Wayne, please be specific in exactly what must-have features OWIN provides that's missing in ServiceStack. i.e. OWIN still only supports self-hosting with HttpListener which ServiceStack has offered for years with its support for HttpListener hosts (which also requires a lot fewer dependencies).
Demis, it is only a matter of time before you have to do this in my opinion. If people do not want to use IIS, they cannot use SS because of you not supporting this.
Greg Roberts commented
I'm more interested in making ServiceStack and SignalR work well together. I've done prototypes with the above as a reference, but surely there could be an easier way. SignalR does realtime very well, SS does REST API very well. Please make it not an annoying pain for them to work well together. OWIN seems like the appropriate way to make that happen. Even if the API is not to your favor, it is good for .NET ecosystem to have an agreed upon standard to interact with each other.

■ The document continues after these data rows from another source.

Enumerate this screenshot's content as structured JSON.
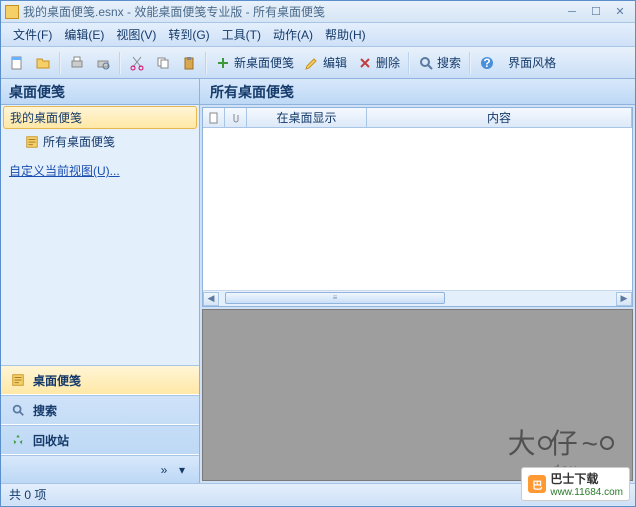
{
  "title": "我的桌面便笺.esnx - 效能桌面便笺专业版 - 所有桌面便笺",
  "menu": [
    "文件(F)",
    "编辑(E)",
    "视图(V)",
    "转到(G)",
    "工具(T)",
    "动作(A)",
    "帮助(H)"
  ],
  "toolbar": {
    "new_note": "新桌面便笺",
    "edit": "编辑",
    "delete": "删除",
    "search": "搜索",
    "theme": "界面风格"
  },
  "sidebar": {
    "panel_title": "桌面便笺",
    "tree_root": "我的桌面便笺",
    "tree_child": "所有桌面便笺",
    "customize": "自定义当前视图(U)...",
    "nav": [
      {
        "label": "桌面便笺",
        "icon": "note"
      },
      {
        "label": "搜索",
        "icon": "search"
      },
      {
        "label": "回收站",
        "icon": "recycle"
      }
    ]
  },
  "main": {
    "title": "所有桌面便笺",
    "columns": [
      "",
      "",
      "在桌面显示",
      "内容"
    ]
  },
  "status": "共 0 项",
  "download": {
    "site": "巴士下载",
    "url": "www.11684.com"
  },
  "watermark": {
    "big": "大眼仔~旭",
    "small": "day"
  }
}
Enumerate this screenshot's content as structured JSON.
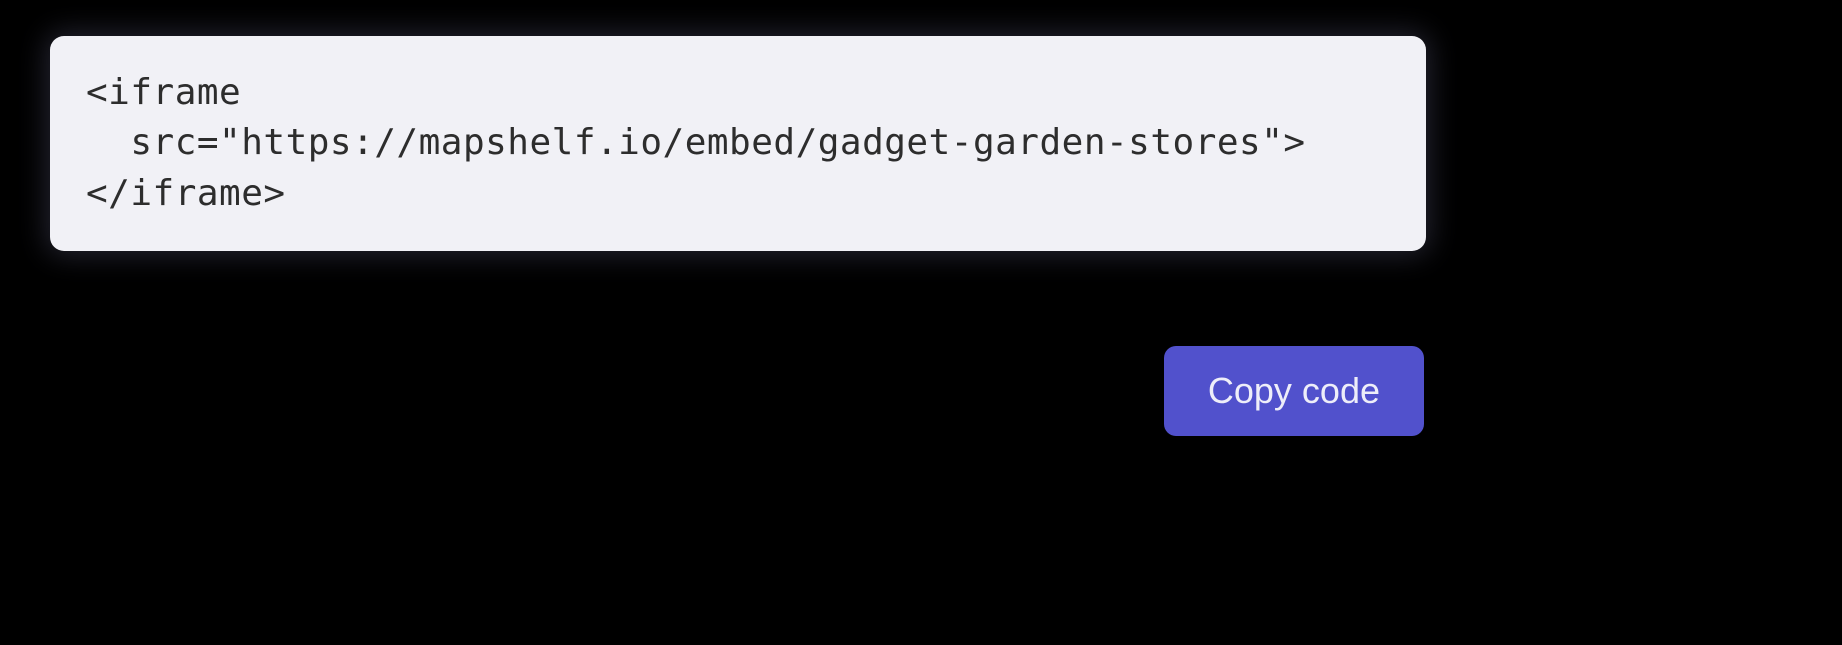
{
  "code_block": {
    "content": "<iframe\n  src=\"https://mapshelf.io/embed/gadget-garden-stores\">\n</iframe>"
  },
  "actions": {
    "copy_label": "Copy code"
  }
}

Currently SS is missing from this list:
Dan Barua commented
I'm about to start another greenfield project, we need self-hosting in a .exe, and we need a REST API and a realtime API (SignalR). It looks like we'll be going with Nancy for this one though SS would have been preferable.
Nguyen Ly commented
Here's another reason to support Owin :) -- http://weblog.west-wind.com/posts/2013/Nov/23/Checking-out-the-Helios-IIS-Owin-Web-Server-Host
1 line configuration for IIS 6 or 7 as shown here:
And an example of hosting ServiceStack + SignalR together using the standard ASP.NET configuration that's been around for a decade: http://www.strathweb.com/2013/03/signalr-filters-and-servicestack/
Hosting a bunch of different frameworks together is the very definition of un-necessary complexity, why should anyone have to learn 3 different frameworks when they can just learn one? IMO having multiple competing/contradicting heavy fx's is what's wrong with .NET, actually the whole ASP.NET stack is a complete mess, and has been making other web platforms look good since 2000.
I'm really not concerned with what other frameworks are optimizing for, if a feature doesn't provide much value, or is an uncommon/ non-realworld scenario, I'm simply ignoring it, I've got a tonne of better value-adds I'm spending my time on. Maintaining an intuitive framework means saying NO a lot - so I don't mind not supporting every use-case as long as the ones I care about work like water.
I'm still undecided on OWIN, I've been following it and waiting for the high-performance stand-alone HTTP server replacement for HttpListener for over 2 years, once that's released and shows a noticeable improvement over HttpListener (and runs well on Mono) I'll look into it again. I personally dislike OWIN's API, and I'm not in any rush to expose any new concepts/complexity or in-decision on how best to configure ServiceStack to our user-base.
Yo said: "...it's just a 1-line configuration to tell ASP.NET...". How about the following:
- I would not like to use IIS or Asp.Net for that matter (to manage IIS can be a complex matter, and sometimes you dont have IIS or you are not allowed to manage it). I would not use the asp.net projects in VS... But mainly I would like to do application composition, example: I would like to hook SignalR, Nancy and ServiceStack in a single processing pipeline (usually organized by the middleware, today this is Katana). Actually it is a classic example, but it is doable today using WebApi (and I would like to use SS instead). In this case the middleware is simply a router, and different functionality like services (SS), notifications (SignalR) and a web site (Nancy) are delegated to the respective workers.